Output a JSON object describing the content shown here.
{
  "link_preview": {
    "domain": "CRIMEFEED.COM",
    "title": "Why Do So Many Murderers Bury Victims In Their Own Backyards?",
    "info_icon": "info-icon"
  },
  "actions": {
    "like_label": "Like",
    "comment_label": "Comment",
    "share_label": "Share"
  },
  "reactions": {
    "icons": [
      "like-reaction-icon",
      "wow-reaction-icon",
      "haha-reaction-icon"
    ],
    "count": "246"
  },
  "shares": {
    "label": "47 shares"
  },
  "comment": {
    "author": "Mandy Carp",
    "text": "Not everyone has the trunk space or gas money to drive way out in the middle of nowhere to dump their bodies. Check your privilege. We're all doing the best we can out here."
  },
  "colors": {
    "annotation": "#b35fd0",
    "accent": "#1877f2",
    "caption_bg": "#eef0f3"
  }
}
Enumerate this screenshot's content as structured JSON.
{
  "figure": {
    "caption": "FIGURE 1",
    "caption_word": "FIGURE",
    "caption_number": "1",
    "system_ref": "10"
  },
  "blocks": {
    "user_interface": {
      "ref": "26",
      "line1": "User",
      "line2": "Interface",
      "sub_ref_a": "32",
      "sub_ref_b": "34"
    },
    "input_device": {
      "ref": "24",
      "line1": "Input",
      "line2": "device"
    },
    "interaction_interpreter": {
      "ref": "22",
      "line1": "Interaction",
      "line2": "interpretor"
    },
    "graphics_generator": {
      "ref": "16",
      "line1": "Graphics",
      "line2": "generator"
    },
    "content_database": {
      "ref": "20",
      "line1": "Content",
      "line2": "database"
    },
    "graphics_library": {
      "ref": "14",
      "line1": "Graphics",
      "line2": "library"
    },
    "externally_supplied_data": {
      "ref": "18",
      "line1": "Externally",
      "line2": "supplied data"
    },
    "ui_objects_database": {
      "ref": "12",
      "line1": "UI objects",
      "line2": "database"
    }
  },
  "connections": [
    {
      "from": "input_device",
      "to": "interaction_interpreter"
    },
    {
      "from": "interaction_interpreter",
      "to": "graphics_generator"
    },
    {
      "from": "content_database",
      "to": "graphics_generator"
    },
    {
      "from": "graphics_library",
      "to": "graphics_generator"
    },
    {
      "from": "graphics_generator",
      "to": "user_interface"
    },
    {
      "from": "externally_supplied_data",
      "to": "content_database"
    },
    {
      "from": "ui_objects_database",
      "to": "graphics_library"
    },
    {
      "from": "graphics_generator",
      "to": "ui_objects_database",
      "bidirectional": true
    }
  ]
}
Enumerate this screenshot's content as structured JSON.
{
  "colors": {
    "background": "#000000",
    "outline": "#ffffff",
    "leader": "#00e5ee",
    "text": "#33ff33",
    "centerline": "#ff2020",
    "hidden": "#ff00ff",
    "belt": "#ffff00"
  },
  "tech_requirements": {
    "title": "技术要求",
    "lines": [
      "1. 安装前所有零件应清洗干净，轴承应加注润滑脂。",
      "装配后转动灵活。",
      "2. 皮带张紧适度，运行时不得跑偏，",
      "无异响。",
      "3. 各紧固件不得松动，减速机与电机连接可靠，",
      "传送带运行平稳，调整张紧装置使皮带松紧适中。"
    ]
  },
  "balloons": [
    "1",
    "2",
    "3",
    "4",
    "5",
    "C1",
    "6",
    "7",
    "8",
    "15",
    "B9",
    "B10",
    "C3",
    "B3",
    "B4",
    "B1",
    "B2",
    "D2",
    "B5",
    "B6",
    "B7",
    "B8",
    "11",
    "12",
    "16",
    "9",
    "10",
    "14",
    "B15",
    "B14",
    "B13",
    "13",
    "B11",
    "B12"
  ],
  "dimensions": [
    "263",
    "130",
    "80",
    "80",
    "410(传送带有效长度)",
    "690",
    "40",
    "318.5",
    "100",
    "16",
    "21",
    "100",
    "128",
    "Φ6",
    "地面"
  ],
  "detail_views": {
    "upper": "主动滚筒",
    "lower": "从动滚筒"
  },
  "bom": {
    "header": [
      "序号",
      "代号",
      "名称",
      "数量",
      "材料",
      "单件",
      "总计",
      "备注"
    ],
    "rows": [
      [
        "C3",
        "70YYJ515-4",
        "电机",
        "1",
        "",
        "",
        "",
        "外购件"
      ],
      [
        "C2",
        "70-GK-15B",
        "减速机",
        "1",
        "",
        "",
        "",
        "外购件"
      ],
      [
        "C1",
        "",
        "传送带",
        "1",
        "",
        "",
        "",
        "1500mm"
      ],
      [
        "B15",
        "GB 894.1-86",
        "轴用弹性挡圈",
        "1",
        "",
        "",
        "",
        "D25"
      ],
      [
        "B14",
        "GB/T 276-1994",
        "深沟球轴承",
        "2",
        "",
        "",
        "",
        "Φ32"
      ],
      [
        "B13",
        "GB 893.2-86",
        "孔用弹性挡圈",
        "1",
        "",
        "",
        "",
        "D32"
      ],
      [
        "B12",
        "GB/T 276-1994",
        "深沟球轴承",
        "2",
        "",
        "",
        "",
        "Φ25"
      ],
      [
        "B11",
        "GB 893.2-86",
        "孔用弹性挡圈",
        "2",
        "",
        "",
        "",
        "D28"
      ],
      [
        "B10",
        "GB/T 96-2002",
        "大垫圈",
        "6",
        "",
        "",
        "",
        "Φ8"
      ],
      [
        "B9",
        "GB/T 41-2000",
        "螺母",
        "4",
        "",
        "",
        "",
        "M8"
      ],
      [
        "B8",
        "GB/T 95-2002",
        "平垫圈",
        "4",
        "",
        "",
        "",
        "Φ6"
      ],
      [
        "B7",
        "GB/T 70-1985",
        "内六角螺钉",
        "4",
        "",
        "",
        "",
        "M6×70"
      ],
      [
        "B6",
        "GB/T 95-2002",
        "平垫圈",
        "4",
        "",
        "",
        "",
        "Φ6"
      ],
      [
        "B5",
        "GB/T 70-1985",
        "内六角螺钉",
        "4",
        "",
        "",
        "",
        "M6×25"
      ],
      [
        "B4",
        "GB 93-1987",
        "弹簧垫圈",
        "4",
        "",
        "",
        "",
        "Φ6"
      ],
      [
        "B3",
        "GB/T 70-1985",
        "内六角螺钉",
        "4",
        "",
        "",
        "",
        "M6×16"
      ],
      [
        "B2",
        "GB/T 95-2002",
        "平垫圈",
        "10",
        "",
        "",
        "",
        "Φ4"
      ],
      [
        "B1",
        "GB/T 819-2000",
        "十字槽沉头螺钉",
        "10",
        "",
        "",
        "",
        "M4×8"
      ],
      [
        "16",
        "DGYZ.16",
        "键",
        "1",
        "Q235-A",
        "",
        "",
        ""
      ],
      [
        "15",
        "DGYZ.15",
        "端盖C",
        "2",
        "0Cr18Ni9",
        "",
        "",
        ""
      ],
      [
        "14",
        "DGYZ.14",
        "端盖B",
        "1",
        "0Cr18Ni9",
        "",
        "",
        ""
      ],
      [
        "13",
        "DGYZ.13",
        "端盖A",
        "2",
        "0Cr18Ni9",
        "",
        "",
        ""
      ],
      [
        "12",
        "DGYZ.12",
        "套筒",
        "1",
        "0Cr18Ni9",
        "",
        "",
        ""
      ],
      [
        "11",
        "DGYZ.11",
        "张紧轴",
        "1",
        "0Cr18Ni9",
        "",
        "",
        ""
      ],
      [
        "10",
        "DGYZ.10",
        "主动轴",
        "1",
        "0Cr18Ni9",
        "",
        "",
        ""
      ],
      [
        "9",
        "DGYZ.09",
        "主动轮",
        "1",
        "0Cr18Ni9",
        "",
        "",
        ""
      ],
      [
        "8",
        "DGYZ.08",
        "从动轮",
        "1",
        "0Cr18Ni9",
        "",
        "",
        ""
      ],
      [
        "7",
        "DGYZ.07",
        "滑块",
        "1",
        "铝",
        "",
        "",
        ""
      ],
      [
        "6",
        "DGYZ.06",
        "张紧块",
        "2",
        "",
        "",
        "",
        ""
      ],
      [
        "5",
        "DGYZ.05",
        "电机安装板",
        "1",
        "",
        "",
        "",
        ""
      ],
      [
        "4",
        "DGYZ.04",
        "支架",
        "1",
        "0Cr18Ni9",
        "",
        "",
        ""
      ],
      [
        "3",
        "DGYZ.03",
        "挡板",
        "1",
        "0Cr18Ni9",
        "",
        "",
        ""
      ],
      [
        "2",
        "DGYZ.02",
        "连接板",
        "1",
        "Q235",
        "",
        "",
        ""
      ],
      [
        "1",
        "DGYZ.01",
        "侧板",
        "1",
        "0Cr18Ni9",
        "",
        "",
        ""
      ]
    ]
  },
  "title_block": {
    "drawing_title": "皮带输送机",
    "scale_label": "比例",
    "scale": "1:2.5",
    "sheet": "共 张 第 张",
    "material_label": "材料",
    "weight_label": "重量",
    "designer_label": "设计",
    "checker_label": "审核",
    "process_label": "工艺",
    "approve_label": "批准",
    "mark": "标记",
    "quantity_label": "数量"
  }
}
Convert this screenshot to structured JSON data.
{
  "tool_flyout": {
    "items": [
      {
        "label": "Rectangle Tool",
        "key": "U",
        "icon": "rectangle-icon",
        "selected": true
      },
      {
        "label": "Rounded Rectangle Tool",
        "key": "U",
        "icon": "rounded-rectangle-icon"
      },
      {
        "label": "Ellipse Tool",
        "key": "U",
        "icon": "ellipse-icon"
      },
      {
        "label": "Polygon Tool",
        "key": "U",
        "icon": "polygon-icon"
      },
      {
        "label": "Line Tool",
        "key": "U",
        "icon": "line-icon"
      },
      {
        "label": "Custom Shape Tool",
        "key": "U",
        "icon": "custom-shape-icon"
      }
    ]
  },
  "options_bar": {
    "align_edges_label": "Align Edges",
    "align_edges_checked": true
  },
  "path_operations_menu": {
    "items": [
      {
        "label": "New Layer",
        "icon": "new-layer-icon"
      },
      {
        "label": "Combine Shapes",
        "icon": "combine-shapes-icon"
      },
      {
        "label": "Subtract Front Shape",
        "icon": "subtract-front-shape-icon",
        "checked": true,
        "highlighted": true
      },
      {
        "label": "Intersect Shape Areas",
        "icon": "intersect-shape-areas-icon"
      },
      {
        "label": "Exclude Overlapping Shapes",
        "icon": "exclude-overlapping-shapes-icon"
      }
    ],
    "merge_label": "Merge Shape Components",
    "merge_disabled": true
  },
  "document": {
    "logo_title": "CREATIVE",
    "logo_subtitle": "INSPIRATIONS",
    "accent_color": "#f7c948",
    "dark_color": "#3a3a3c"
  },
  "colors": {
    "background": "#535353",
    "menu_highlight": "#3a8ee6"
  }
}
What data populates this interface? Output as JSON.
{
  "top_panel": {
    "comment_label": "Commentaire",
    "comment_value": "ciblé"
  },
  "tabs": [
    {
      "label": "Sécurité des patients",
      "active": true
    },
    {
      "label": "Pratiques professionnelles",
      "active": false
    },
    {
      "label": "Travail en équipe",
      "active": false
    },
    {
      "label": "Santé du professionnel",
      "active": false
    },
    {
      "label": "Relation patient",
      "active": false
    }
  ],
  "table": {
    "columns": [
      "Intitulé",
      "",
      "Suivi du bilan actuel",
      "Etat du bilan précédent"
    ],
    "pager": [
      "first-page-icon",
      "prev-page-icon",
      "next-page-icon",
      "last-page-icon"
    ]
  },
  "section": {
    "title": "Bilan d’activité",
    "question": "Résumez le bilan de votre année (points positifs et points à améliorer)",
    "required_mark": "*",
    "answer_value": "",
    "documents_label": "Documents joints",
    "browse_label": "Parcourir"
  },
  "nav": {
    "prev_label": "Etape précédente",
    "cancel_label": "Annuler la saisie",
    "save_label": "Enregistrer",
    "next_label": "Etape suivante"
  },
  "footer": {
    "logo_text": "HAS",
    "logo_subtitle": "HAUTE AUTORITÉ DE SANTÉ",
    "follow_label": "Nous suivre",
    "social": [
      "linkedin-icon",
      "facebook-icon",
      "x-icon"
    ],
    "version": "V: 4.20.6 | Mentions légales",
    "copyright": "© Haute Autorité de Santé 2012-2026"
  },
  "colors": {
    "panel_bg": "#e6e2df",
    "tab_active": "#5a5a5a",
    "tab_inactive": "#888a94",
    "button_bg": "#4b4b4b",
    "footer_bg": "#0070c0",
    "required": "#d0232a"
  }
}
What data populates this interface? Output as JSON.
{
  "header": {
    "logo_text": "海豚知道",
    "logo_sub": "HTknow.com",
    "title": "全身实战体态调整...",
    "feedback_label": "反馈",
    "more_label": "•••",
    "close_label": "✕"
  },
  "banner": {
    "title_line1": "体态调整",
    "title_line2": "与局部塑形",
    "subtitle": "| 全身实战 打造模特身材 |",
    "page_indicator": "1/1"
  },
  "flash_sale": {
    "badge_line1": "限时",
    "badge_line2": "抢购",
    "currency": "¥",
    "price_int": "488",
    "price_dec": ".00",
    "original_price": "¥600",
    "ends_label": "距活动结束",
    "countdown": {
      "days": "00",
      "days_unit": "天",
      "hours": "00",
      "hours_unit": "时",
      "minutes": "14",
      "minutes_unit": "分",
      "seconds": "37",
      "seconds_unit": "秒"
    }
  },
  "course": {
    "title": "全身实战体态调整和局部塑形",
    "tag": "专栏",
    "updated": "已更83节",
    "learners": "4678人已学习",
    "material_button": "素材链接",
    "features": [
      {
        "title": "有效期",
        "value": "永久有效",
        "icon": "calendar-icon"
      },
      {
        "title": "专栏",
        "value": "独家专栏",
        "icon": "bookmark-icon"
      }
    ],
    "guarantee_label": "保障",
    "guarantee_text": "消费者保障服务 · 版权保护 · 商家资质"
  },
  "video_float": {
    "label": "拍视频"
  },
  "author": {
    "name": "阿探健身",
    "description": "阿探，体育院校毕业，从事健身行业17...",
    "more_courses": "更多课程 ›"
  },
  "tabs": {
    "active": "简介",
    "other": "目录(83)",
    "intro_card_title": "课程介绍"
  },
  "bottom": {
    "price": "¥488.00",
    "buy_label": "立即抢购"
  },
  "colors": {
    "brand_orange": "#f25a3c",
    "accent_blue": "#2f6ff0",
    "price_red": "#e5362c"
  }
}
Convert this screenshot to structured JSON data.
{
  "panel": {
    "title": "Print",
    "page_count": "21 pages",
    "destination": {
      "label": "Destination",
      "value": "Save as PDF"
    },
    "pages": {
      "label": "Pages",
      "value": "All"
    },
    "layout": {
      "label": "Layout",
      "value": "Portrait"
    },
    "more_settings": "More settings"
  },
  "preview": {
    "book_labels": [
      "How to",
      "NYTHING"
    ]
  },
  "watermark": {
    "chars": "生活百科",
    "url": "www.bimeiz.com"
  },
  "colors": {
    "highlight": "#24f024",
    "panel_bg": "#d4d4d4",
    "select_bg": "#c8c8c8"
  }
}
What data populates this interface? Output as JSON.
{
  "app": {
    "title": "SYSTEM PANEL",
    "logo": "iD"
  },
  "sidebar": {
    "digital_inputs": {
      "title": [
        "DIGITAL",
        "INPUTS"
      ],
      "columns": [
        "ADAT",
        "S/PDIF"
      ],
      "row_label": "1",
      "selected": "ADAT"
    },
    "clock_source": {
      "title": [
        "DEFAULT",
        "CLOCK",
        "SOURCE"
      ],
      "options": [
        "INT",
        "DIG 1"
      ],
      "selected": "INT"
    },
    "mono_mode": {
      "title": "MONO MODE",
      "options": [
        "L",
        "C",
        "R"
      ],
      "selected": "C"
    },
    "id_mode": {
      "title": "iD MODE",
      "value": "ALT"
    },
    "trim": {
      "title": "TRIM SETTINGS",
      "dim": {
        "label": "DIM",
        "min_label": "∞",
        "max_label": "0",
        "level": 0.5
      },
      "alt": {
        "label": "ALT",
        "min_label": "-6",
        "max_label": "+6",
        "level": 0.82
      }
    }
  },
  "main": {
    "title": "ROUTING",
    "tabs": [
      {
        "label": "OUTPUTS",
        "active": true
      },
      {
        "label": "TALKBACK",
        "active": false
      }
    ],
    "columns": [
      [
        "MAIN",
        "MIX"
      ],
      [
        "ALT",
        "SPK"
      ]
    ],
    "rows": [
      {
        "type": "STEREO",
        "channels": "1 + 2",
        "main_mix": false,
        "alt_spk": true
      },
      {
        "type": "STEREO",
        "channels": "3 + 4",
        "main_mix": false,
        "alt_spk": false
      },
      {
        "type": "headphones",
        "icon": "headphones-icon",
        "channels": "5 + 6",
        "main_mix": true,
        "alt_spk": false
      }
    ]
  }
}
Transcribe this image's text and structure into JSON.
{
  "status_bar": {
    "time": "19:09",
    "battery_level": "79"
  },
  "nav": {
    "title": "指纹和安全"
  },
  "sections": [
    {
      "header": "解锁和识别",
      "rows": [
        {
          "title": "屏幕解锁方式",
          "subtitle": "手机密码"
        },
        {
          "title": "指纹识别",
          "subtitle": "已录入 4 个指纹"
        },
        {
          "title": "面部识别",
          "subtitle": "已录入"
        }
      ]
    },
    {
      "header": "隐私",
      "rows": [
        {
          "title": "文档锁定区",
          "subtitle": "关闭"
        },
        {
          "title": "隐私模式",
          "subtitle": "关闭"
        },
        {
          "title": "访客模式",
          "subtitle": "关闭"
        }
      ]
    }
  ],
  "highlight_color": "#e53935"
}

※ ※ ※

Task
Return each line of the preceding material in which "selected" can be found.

Exercise response
        "selected": true
      "selected": "ADAT"
      "selected": "INT"
      "selected": "C"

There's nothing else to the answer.